* **What you need to do**
For every line in the entries that contains "Rishita", show the whole line.
*** Data for this exercise Section Begins ***
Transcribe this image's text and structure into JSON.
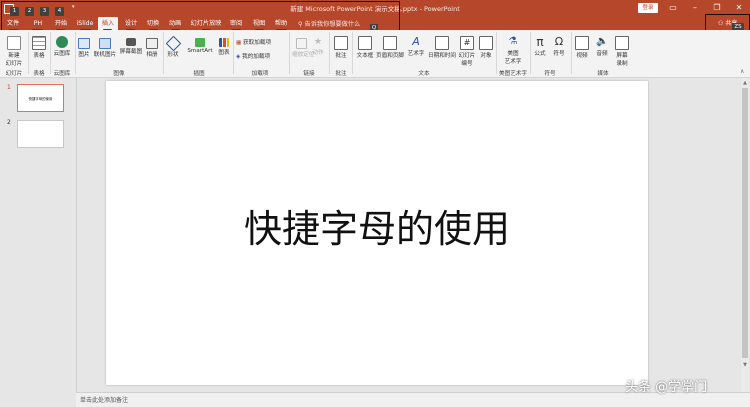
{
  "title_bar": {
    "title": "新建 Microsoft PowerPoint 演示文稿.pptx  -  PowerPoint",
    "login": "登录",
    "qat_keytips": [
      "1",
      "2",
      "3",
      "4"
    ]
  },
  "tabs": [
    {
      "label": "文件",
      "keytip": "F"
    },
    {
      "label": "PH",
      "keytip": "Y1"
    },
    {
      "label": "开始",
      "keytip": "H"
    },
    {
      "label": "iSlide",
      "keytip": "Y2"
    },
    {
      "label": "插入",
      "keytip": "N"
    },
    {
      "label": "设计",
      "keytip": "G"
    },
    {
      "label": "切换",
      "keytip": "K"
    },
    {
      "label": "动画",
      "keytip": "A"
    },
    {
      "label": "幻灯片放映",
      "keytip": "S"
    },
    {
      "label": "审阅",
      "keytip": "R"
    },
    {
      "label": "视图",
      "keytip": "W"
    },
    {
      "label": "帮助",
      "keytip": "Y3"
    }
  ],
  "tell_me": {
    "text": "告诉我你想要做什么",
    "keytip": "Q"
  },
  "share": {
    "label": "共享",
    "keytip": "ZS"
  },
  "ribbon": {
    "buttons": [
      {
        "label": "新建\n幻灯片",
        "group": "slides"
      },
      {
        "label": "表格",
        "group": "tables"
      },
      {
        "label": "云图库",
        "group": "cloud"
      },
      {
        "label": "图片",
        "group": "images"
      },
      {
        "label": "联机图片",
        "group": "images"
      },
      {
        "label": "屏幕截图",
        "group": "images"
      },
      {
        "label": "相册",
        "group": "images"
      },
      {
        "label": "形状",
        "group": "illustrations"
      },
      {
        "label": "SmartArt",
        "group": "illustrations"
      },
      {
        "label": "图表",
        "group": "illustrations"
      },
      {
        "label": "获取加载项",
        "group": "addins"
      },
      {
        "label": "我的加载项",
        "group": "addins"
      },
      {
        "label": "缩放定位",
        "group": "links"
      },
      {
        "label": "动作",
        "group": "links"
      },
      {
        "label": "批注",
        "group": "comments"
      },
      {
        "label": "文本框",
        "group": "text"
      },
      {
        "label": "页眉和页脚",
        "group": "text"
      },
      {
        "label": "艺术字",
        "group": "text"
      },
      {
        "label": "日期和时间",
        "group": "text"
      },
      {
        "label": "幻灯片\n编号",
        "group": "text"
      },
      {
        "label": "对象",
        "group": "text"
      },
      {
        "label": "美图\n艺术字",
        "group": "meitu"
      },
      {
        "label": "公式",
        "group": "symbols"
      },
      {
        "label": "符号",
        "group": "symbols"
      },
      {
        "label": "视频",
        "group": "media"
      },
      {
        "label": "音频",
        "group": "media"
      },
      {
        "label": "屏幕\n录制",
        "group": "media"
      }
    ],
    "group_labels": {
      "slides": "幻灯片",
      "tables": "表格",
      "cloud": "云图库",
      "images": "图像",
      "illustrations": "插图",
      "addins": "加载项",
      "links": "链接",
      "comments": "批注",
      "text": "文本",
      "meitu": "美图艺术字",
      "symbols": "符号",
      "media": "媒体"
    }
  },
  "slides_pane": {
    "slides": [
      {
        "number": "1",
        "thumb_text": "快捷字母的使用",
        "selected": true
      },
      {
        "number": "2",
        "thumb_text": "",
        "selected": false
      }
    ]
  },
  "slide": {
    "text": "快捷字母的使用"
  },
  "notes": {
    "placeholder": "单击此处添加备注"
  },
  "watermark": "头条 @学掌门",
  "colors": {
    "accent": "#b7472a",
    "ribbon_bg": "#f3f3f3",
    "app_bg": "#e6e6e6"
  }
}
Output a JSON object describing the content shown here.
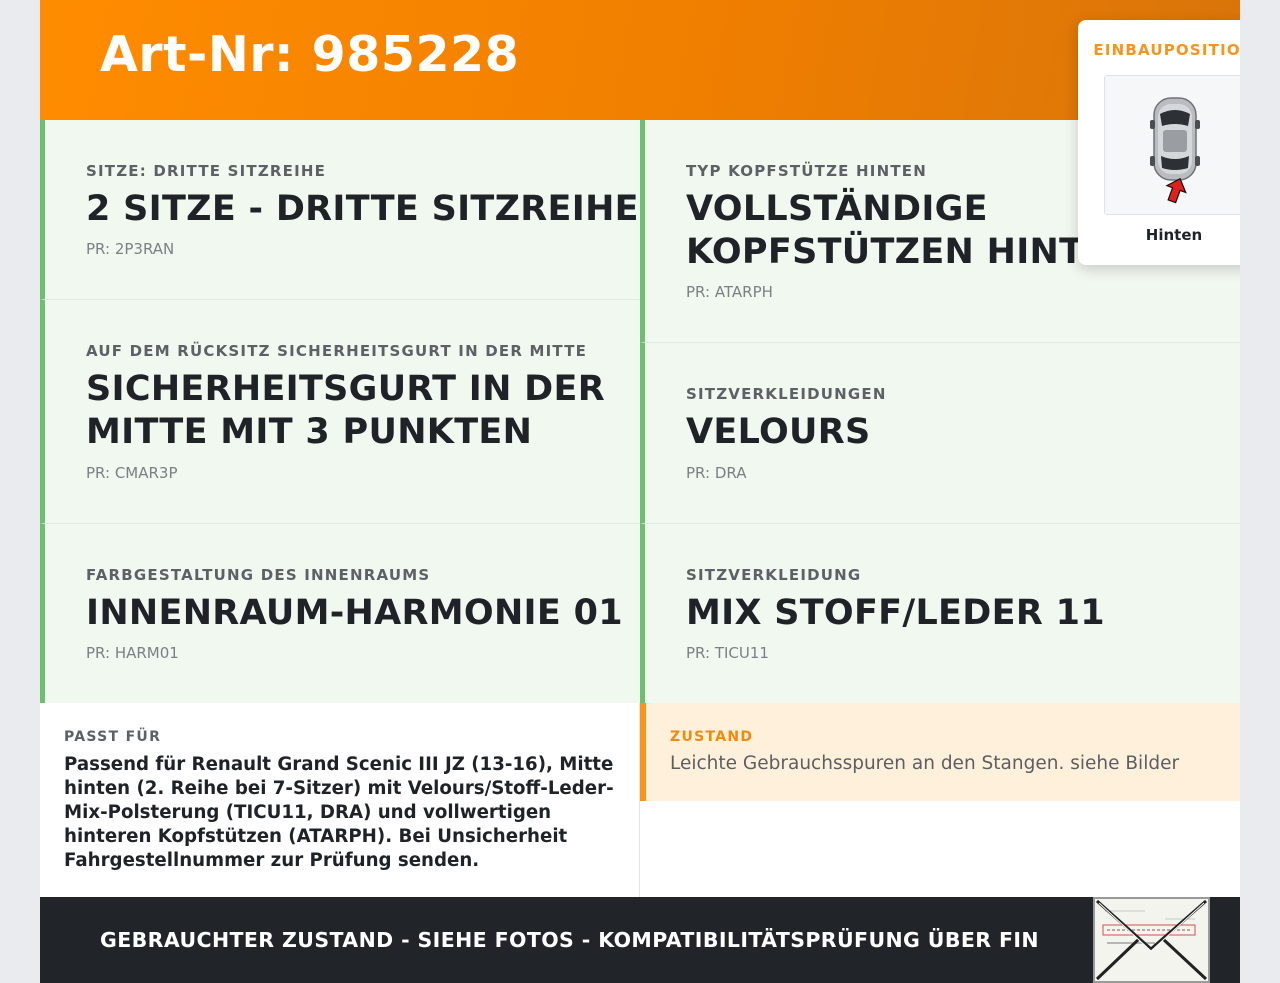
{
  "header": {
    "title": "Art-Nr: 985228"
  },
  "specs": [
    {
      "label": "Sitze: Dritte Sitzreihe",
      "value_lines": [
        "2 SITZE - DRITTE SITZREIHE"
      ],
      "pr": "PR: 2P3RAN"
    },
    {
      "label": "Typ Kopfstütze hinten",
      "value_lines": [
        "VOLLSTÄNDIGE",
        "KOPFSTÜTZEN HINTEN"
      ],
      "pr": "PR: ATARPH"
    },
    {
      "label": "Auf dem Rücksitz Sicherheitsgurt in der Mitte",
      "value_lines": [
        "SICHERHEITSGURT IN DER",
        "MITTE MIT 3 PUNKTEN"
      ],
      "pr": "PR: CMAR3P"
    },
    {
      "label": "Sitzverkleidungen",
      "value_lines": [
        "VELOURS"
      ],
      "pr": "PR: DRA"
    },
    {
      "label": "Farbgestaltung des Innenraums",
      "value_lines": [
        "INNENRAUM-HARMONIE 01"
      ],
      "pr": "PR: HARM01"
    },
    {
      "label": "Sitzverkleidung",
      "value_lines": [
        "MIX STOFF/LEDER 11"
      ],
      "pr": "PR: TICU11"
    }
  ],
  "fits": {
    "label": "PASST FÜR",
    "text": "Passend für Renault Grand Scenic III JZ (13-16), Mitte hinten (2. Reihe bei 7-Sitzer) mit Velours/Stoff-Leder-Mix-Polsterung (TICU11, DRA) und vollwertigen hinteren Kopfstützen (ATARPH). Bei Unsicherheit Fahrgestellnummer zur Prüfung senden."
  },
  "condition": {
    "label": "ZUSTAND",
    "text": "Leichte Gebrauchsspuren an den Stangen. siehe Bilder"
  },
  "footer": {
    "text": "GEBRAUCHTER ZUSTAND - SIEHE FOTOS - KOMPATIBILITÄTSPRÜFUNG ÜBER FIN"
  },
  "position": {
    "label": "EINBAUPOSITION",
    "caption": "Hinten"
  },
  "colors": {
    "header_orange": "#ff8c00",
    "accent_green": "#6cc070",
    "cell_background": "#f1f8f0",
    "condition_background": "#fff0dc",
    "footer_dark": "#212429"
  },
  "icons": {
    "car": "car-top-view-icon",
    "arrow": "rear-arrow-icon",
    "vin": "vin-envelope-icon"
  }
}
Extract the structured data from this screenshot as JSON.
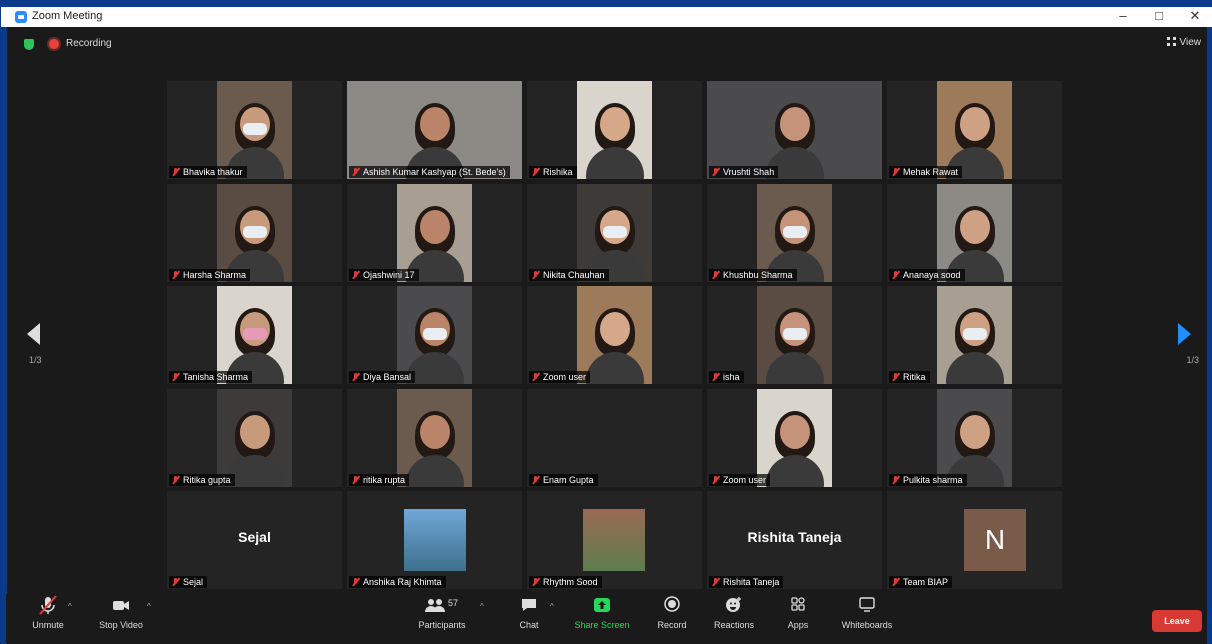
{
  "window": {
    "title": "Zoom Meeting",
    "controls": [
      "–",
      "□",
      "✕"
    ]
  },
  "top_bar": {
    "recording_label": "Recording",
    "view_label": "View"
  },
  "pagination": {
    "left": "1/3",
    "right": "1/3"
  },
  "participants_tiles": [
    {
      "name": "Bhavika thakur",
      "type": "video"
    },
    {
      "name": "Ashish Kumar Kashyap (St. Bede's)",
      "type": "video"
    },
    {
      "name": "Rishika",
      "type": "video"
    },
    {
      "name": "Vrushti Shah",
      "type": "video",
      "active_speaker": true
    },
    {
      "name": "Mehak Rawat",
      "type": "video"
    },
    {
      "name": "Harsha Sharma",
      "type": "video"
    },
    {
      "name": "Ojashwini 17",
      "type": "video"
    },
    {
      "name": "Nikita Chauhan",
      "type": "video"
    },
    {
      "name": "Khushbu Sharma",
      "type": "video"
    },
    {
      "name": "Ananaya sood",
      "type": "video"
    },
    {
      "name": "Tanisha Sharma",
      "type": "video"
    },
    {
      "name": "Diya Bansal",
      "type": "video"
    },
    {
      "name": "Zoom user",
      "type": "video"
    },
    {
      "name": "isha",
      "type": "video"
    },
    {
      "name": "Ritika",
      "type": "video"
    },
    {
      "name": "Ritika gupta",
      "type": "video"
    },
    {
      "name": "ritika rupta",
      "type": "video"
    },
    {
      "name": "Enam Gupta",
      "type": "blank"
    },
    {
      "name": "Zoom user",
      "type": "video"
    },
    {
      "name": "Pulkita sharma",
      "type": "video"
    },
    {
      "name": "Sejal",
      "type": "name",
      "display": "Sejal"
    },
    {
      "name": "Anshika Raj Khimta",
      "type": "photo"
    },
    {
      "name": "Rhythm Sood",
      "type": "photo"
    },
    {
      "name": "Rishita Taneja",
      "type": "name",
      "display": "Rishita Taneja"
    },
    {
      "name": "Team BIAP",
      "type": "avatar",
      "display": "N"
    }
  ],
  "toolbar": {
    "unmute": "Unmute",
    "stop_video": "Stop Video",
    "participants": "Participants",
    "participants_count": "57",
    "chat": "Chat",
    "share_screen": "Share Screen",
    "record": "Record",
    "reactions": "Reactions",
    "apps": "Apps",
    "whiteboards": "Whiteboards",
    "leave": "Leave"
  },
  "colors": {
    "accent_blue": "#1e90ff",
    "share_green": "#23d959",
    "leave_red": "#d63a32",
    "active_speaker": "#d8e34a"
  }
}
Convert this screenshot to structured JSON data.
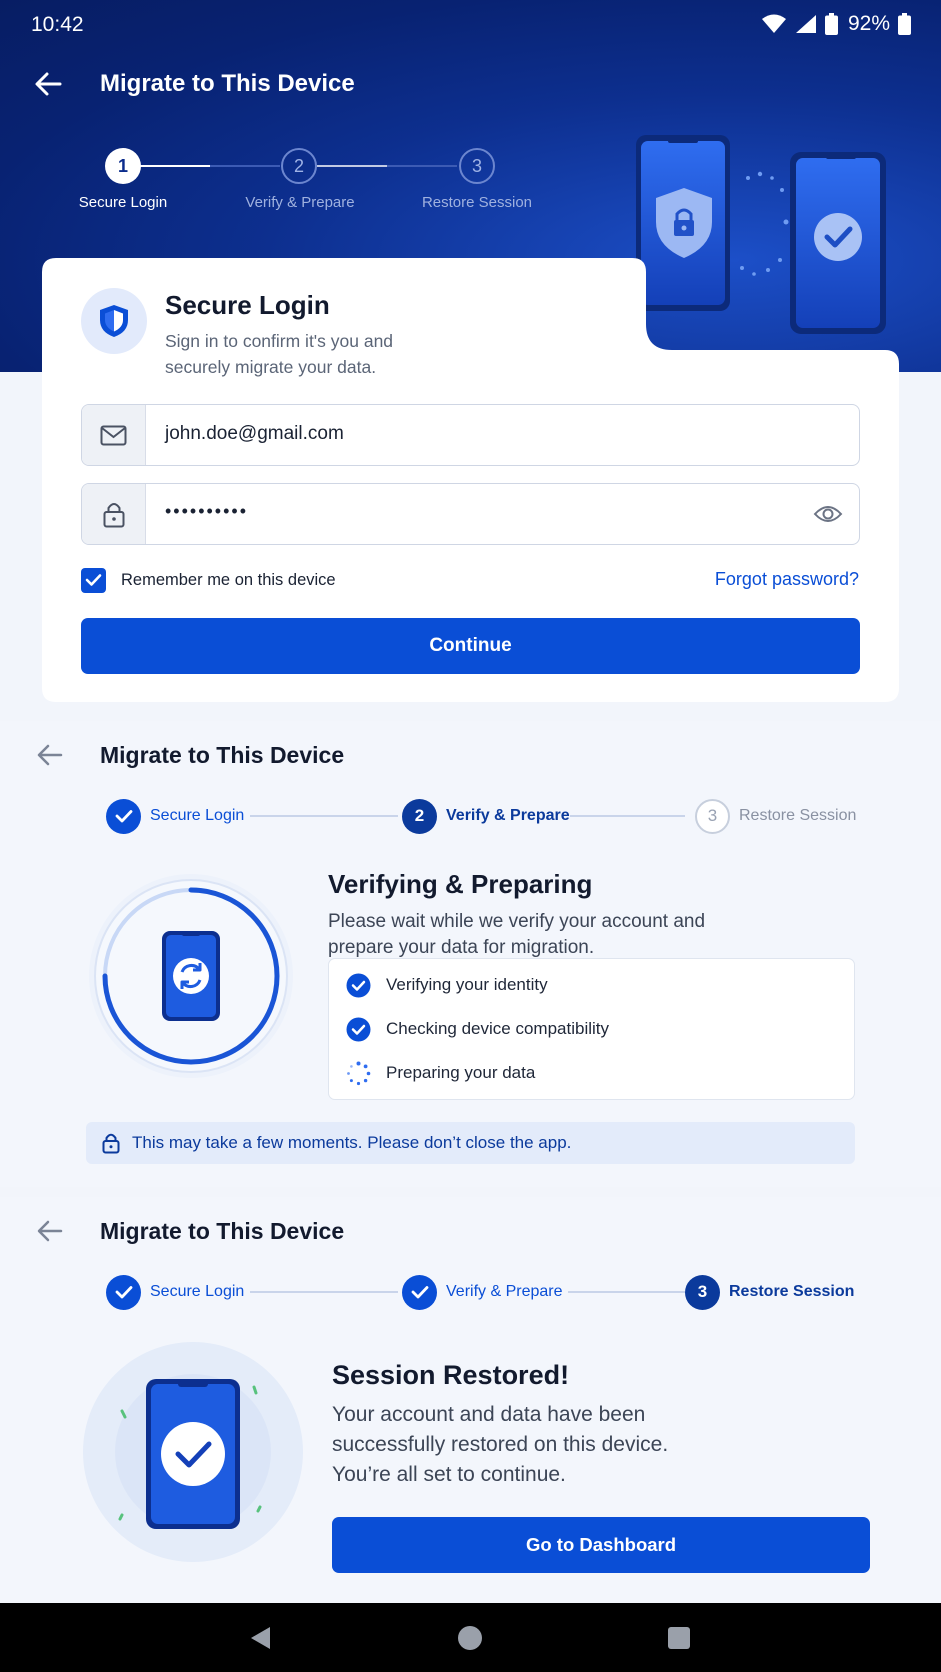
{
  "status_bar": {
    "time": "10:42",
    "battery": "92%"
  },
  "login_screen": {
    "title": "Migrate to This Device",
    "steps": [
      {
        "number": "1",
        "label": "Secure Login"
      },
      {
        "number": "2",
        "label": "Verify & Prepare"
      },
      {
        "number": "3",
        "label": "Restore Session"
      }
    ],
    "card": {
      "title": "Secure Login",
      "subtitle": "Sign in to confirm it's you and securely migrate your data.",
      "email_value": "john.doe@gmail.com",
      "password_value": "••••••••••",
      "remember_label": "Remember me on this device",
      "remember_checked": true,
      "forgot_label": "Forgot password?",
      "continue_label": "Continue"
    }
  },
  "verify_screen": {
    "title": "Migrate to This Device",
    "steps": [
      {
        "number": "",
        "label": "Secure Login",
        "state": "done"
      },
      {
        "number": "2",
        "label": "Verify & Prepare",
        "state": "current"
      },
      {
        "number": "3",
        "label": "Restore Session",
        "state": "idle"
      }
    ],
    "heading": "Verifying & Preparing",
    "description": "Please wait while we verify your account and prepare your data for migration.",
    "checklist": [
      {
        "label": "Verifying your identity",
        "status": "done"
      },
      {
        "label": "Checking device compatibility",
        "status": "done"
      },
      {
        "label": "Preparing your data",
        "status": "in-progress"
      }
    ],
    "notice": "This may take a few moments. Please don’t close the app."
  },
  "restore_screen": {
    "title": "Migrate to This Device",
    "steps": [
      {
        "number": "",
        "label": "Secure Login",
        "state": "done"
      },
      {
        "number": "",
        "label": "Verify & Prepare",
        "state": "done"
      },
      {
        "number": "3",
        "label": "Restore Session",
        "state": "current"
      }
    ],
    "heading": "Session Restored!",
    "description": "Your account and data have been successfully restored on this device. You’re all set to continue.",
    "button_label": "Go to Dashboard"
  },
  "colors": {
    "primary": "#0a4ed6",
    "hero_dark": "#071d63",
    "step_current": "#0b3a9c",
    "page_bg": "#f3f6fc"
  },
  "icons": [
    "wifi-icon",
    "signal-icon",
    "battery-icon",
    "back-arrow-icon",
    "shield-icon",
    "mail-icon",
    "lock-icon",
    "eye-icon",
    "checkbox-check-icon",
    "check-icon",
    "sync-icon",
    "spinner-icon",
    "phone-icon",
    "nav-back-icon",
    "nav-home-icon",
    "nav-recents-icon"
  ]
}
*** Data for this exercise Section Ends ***
* **Exercise answer**
      "name": "Rishita Taneja",
      "display": "Rishita Taneja"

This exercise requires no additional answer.